Teaching is largely a performative art, often with a visual component. A good teacher, armed with nothing more than a whiteboard and a marker, can bring concepts to life through narrative and hand-drawn illustrations. Many teachers have intuitive mastery of this whiteboarding skill, such that they don’t need to spend much time thinking about what to draw or write on the whiteboard. The lively spontaneity of explaining something on the whiteboard can be both highly creative and pedagogically effective.
So if great teachers are so good at whiteboarding and creating impromptu visual learning experiences for their students, why do authors and developers of online course materials struggle to include these infographic-like visuals in their online course materials? I believe the answer is that course writers must make a mindset shift, thinking less like an author and more like a designer. This mindset shift has several components:
- Thinking of one’s work in terms of visual design and media design instead of mere “authoring” in a narrow sense.
- Remembering that the goal is not merely to cover the material with words but to really teach the material.
- Reflecting on what visual elements are used in the classroom or on a whiteboard that could be brought into the online course materials.
- Taking the time to draw, sketch, and brainstorm effective ways of teaching course concepts visually before beginning any writing.
- Working with a collaboration partner (an instructional designer or a media designer) who can take a rough idea for a new visual from a pencil sketch and turn it into an interesting, professional-quality illustration or animation.
I genuinely believe that the challenge in getting writers of online course materials to include more visuals has more to do with this mindset shift than with course writers not being visual thinkers. After all, many (if not most) course writers of online course materials are or have been teachers. And most teachers have at least some facility with using the whiteboard, chalkboard, or projector (whether digital or analog) to draw and write visual elements that help their students better understand the concepts in the classroom. Bringing these pedagogically effective visual elements into your work as an online course writer is often just a matter of reminding yourself what you already do as an instructor and finding the best way to recreate and include those visual elements in your online course materials.

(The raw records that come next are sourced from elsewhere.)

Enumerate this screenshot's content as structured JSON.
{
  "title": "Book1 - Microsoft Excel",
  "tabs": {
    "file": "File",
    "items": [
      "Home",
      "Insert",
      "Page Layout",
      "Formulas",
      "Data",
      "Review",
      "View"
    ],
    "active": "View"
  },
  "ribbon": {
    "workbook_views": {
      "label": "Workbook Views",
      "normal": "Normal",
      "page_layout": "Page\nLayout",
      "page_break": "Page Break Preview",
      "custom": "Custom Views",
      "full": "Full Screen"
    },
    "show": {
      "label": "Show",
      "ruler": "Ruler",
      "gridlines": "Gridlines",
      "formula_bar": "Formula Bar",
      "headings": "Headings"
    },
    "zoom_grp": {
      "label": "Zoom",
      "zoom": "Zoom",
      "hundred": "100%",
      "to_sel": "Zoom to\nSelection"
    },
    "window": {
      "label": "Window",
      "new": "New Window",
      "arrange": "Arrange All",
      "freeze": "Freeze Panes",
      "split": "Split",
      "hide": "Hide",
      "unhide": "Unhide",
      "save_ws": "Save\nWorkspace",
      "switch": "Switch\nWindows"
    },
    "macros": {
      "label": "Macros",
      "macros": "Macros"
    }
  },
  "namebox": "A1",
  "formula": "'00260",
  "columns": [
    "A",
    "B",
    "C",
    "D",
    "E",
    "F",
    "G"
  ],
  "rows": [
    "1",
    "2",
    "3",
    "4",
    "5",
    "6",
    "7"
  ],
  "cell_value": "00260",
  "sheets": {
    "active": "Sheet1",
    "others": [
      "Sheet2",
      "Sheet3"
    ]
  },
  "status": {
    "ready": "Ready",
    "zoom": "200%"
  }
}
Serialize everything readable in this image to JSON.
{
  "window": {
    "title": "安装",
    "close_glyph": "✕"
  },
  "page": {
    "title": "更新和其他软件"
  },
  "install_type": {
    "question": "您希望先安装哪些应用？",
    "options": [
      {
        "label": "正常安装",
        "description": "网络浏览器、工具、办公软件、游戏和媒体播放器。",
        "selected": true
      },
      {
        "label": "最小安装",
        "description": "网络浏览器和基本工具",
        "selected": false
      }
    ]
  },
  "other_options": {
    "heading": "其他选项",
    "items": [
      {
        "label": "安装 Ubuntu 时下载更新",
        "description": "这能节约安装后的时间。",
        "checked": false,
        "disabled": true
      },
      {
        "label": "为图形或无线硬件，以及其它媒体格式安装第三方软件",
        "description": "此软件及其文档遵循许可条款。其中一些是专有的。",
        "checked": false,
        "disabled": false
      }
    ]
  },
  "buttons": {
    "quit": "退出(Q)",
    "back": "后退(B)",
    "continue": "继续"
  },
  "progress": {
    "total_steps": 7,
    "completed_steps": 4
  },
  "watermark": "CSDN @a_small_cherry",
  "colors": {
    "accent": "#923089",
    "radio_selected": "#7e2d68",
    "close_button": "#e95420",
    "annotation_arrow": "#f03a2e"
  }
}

Zachary Fruhling is an instructional designer, online educational content author and developer, educational technologist, philosophy instructor, poet, and podcaster with nearly 20 years of experience in higher education and educational content development. See Zachary's website at www.zacharyfruhling.com.